*** Block opens ***

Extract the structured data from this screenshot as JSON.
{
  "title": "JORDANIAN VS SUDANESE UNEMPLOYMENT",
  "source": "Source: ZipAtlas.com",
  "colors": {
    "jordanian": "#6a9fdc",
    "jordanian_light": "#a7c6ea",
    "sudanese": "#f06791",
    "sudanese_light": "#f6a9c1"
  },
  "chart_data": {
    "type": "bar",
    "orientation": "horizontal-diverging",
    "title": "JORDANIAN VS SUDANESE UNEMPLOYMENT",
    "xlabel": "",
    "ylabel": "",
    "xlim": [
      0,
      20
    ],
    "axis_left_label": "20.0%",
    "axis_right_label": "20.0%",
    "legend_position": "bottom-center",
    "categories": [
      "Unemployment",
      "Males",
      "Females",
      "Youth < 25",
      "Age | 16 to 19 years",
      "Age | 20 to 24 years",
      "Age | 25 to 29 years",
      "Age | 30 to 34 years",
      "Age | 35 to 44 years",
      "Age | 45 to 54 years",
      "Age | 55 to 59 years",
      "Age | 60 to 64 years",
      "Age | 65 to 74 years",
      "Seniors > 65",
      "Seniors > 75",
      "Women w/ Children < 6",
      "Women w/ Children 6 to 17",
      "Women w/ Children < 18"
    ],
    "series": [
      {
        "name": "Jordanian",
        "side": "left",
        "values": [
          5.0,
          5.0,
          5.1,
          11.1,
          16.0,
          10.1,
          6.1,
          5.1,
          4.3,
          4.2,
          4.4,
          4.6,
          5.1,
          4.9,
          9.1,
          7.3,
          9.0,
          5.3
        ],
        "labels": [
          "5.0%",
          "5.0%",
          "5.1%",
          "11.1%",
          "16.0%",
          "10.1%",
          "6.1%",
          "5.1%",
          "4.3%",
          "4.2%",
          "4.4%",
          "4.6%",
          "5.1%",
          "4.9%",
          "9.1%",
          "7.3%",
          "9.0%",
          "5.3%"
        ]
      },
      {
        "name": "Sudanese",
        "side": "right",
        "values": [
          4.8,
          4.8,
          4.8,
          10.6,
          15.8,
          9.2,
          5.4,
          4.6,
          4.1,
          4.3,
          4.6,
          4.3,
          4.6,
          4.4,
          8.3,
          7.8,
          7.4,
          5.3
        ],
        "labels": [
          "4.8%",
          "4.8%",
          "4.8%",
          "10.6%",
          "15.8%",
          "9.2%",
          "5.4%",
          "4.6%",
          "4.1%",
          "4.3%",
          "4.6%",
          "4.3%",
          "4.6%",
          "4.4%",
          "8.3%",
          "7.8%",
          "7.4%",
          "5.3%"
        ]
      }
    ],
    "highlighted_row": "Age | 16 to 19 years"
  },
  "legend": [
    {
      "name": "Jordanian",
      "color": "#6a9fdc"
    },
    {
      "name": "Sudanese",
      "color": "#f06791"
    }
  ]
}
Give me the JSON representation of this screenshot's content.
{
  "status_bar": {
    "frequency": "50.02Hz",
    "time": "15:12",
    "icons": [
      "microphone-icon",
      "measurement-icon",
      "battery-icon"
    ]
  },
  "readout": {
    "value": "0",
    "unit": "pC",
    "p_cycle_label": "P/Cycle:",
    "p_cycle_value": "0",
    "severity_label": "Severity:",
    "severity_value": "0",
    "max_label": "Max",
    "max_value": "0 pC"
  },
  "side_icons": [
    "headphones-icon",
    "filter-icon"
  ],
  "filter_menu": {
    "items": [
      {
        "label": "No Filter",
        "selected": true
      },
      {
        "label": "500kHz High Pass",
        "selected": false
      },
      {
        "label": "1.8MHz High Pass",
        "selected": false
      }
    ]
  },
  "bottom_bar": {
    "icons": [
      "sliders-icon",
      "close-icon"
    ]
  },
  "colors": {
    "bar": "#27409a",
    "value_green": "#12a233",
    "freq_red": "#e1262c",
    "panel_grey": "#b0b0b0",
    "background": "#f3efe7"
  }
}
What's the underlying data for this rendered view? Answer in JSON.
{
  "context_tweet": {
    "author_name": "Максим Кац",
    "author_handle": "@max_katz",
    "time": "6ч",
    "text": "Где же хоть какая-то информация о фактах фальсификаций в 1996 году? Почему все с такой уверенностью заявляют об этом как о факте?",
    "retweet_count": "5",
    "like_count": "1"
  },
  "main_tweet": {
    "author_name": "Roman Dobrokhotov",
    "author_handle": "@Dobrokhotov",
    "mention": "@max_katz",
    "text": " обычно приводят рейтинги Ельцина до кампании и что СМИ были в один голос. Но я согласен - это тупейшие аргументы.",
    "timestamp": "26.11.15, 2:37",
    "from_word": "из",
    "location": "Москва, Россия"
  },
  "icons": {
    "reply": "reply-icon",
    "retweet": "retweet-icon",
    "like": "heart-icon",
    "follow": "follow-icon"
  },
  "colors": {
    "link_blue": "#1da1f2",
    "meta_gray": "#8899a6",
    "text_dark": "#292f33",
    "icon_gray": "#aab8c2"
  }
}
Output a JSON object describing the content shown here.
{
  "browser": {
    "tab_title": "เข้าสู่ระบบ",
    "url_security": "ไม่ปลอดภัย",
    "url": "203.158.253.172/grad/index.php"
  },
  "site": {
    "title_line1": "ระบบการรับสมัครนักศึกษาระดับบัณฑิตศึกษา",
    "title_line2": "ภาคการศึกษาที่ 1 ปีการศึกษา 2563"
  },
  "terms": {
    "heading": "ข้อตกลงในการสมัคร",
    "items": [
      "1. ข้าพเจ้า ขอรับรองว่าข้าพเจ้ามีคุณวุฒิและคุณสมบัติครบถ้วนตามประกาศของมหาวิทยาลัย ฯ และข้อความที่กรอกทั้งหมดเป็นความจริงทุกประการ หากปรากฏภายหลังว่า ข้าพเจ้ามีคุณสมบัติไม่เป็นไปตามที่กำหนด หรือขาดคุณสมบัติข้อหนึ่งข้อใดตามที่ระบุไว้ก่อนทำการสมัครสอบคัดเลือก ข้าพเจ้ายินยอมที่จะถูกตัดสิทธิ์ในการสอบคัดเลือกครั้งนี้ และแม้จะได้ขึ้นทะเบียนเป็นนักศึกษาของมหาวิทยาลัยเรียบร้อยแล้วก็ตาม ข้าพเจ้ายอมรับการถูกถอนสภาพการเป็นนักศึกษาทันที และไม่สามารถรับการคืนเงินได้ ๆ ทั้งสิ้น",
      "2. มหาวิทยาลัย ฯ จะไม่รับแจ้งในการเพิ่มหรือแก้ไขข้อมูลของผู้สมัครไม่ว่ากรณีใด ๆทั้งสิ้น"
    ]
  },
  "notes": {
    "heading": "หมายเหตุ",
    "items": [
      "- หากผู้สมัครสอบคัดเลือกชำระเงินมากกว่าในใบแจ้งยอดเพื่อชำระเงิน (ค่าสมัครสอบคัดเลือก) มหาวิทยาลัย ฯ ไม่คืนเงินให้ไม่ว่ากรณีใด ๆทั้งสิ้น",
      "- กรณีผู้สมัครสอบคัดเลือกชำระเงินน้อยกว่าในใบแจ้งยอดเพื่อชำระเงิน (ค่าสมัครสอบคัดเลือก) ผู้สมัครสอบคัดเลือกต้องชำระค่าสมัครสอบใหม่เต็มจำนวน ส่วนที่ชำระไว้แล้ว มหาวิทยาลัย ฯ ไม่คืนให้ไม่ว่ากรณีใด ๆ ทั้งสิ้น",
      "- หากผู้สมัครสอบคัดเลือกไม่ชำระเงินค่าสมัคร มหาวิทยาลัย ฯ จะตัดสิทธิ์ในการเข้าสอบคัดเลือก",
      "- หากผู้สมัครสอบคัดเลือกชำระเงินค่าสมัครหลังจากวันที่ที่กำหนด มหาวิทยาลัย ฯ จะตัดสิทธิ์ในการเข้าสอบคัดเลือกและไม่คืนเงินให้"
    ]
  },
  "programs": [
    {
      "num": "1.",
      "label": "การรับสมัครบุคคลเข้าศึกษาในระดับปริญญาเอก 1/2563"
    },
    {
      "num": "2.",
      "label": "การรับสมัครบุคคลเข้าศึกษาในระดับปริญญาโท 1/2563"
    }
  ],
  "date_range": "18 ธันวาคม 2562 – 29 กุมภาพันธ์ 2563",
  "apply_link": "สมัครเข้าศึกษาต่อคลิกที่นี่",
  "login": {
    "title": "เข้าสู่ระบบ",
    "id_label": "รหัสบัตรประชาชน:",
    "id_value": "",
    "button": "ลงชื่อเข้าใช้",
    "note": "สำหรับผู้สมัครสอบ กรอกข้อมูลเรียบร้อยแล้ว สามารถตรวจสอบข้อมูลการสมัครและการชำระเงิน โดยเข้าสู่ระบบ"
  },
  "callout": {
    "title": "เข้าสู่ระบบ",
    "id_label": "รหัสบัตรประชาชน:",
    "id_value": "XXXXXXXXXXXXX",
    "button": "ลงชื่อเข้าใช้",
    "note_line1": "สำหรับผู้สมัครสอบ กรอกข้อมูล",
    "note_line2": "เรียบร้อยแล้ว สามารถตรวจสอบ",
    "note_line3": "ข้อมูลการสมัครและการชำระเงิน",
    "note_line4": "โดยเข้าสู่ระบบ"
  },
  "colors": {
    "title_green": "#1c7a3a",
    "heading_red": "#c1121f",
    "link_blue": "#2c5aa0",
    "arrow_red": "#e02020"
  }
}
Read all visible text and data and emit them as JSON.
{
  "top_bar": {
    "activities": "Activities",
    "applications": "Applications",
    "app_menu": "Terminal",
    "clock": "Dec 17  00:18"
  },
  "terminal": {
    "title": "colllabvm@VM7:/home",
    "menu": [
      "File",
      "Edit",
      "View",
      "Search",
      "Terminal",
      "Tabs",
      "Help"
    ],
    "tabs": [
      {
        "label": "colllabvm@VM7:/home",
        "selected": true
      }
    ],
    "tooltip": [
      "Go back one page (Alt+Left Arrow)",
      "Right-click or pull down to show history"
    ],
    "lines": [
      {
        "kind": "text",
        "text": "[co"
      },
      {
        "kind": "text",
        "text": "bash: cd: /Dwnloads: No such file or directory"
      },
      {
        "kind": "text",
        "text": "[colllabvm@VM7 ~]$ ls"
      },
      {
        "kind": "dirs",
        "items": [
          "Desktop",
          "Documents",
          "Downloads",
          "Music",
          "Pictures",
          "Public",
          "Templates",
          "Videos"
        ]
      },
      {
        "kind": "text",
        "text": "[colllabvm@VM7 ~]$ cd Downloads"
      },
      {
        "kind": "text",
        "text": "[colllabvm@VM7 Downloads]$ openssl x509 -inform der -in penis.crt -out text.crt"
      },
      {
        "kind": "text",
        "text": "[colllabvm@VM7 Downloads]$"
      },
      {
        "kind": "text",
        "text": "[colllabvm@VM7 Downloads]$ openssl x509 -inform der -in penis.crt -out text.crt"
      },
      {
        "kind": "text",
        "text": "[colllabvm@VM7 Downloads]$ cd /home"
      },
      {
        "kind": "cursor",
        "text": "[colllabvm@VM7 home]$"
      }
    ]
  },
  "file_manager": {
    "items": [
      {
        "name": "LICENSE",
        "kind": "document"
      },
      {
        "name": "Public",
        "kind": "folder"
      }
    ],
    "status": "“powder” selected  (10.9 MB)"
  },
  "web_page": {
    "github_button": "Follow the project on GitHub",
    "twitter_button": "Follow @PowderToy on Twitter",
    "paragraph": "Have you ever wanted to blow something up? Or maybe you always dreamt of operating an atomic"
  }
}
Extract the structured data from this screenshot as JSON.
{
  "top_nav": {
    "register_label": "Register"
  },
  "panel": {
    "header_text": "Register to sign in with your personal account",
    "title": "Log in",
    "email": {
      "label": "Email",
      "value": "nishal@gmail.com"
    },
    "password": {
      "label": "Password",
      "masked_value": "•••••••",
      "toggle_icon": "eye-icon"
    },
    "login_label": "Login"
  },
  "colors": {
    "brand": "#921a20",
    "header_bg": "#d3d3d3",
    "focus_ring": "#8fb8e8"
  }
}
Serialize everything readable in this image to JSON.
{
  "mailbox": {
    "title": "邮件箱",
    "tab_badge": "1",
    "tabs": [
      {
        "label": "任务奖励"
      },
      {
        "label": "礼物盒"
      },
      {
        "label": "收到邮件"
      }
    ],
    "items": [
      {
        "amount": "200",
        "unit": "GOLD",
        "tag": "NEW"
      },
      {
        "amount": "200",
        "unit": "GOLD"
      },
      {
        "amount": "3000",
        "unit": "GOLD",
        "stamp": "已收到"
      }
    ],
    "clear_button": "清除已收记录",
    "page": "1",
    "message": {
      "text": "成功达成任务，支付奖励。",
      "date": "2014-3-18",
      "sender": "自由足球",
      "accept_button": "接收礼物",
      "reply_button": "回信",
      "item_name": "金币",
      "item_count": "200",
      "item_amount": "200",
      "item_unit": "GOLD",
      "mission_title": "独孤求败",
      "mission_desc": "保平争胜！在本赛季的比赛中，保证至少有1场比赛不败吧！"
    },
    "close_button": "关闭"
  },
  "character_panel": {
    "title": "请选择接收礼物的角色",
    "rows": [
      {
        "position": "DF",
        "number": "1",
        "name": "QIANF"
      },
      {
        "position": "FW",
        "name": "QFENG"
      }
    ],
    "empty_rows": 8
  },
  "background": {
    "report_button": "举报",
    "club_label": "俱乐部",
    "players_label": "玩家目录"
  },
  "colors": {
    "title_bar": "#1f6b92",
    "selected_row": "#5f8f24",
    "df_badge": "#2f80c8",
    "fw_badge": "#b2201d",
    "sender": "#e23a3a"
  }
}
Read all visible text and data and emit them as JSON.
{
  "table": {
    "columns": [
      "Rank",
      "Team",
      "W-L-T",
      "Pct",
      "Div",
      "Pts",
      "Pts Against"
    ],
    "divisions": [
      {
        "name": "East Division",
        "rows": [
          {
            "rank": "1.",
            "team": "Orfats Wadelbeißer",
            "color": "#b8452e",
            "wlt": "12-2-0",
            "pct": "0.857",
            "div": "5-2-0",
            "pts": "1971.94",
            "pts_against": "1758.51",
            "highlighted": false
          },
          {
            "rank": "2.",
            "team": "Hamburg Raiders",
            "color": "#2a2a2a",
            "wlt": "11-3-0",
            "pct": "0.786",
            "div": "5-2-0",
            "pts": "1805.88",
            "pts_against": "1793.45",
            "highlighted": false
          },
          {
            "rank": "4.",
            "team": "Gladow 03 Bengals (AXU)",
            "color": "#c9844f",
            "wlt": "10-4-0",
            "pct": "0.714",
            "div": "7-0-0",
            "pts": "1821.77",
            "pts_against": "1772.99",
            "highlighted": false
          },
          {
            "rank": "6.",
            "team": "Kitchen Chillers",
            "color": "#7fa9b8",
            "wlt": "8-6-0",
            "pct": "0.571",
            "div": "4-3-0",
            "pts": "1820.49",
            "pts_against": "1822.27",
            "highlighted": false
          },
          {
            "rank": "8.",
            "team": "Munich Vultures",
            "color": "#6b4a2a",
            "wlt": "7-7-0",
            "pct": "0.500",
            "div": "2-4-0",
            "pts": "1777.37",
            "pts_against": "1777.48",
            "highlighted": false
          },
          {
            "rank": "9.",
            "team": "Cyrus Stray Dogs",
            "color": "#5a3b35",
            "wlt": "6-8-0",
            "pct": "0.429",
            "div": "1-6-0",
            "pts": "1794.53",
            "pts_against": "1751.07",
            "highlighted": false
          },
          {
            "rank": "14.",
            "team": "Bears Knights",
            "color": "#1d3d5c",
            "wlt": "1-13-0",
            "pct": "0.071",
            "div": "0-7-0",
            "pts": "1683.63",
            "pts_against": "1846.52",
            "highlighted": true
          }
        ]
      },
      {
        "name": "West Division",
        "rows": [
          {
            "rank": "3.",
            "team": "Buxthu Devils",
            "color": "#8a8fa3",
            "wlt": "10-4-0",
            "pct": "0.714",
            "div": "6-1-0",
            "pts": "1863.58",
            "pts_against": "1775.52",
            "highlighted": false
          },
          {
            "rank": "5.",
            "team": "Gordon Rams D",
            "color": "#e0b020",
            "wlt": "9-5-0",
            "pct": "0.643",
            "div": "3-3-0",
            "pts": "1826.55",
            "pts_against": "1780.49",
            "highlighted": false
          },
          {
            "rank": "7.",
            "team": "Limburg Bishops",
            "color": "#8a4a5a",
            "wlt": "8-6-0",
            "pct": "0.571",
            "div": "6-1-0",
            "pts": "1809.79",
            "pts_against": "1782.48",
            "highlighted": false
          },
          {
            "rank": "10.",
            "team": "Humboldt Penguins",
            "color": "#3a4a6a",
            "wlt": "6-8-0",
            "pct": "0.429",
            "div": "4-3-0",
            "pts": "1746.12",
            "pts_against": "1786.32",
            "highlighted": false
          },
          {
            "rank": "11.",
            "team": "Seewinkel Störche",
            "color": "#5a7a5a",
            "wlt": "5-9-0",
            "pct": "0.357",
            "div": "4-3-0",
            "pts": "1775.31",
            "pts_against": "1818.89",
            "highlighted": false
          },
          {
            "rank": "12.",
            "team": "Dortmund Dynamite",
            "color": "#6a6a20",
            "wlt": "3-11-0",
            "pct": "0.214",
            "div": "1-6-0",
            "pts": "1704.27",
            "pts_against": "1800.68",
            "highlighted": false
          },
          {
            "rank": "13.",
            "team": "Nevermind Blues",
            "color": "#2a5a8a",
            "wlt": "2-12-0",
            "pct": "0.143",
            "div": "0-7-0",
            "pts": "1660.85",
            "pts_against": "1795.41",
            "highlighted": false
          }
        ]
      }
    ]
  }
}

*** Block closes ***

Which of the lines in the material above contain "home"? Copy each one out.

    "title": "colllabvm@VM7:/home",
        "label": "colllabvm@VM7:/home",
        "text": "[colllabvm@VM7 Downloads]$ cd /home"
        "text": "[colllabvm@VM7 home]$"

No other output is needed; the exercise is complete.